Cyber-flashing on dating apps, AirDrop and other platforms will also result in perpetrators facing up to two years in prison. Section 187 of the Act introduces a new offence under the Sexual Offences Act 2003 pertaining to the sending of photographs or films of a person’s genitals to another individual. A person (A) is deemed to commit the offence if they intentionally send or provide a photo or video of another person’s genitals to another individual (B) under the following conditions: either A intends for B to view the genitals and experience alarm, distress, or humiliation; or A sends or provides such material with the aim of obtaining sexual gratification and is reckless as to whether B will experience alarm, distress, or humiliation. "Sending" covers sending through any means, including electronic methods, showing it to another person, or placing it for someone to find. A conviction for this offence could also lead to inclusion on the sex offenders’ register. In February 2024, an Essex Police team secured the UK’s first cyber-flashing conviction, with Nicholas Hawkes pleading guilty to sending explicit images via WhatsApp to cause distress. On 19 March 2024, Hawkes was sentenced to 66 weeks in prison. He was also made subject to a restraining order for 10 years and a Sexual Harm Prevention Order for 15 years. .

Finally, the OSA repeals the legislation first introduced to tackle ‘revenge porn’ offences (sections 33-35 of the Criminal Justice and Courts Act 2015) and introduces a set of intimate image sharing offences. Specifically, section 188 of the OSA introduces a new base offence of sharing of intimate images without consent, carrying a penalty of imprisonment for up to six months.
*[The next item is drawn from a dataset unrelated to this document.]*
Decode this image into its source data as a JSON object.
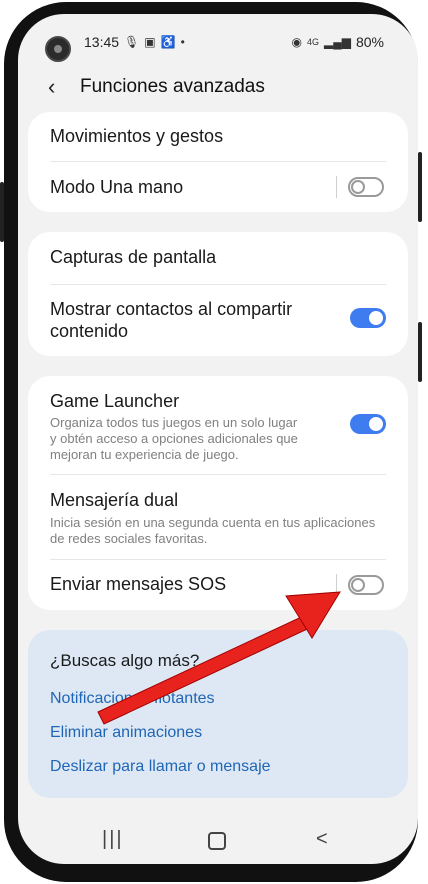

This applies when an individual intentionally shares an image portraying another person in an intimate context without their consent and without a reasonable belief in consent. Two more serious offences are established on top of that, both reflecting the offender’s higher culpability and carrying greater penalties: namely (a) intentionally causing alarm, distress, or humiliation to the person in the image; and (b) seeking sexual gratification from the act (these are outlined in sections 66B(2) and (3) of the Sexual Offences Act 2003). Threatening to share an intimate image of a person has also been made an offence where the perpetrator either intends to cause fear that the threat will be carried out or acts recklessly in doing so (this is found under section 66B(4) of the aforementioned 2003 Act). The new offences also fall under the sexual offender notification requirements. These new intimate image offences are also designed to tackle "deepfakes" and "down-blousing" (i.e. capturing images typically of a person’s chest area, from a downward angle, often without their knowledge or consent). They also come with various exemptions (outlined under section 66C of the Sexual Offences Act 2003), e.g. where the photograph or film involves a child and is of a kind normally shared among family and friends.

While there is some overlap between existing offences, the new offences consolidate previous ones or address gaps. For example, the intimate image sharing offence widens the meaning of the photographs or films, from "private sexual" to "intimate" and makes it easier for those caught sharing such content online without the other person’s consent to be prosecuted, as it removes the requirement for any harm to be intended to the subject of the photograph or film. The updated guidance of the Crown Prosecution Service aims to delineate the appropriate charge for each circumstance. The introduction of the new offences is anticipated to fortify protections against online misconduct.


This article has been published in IRIS Legal Observations of the European Audiovisual Observatory.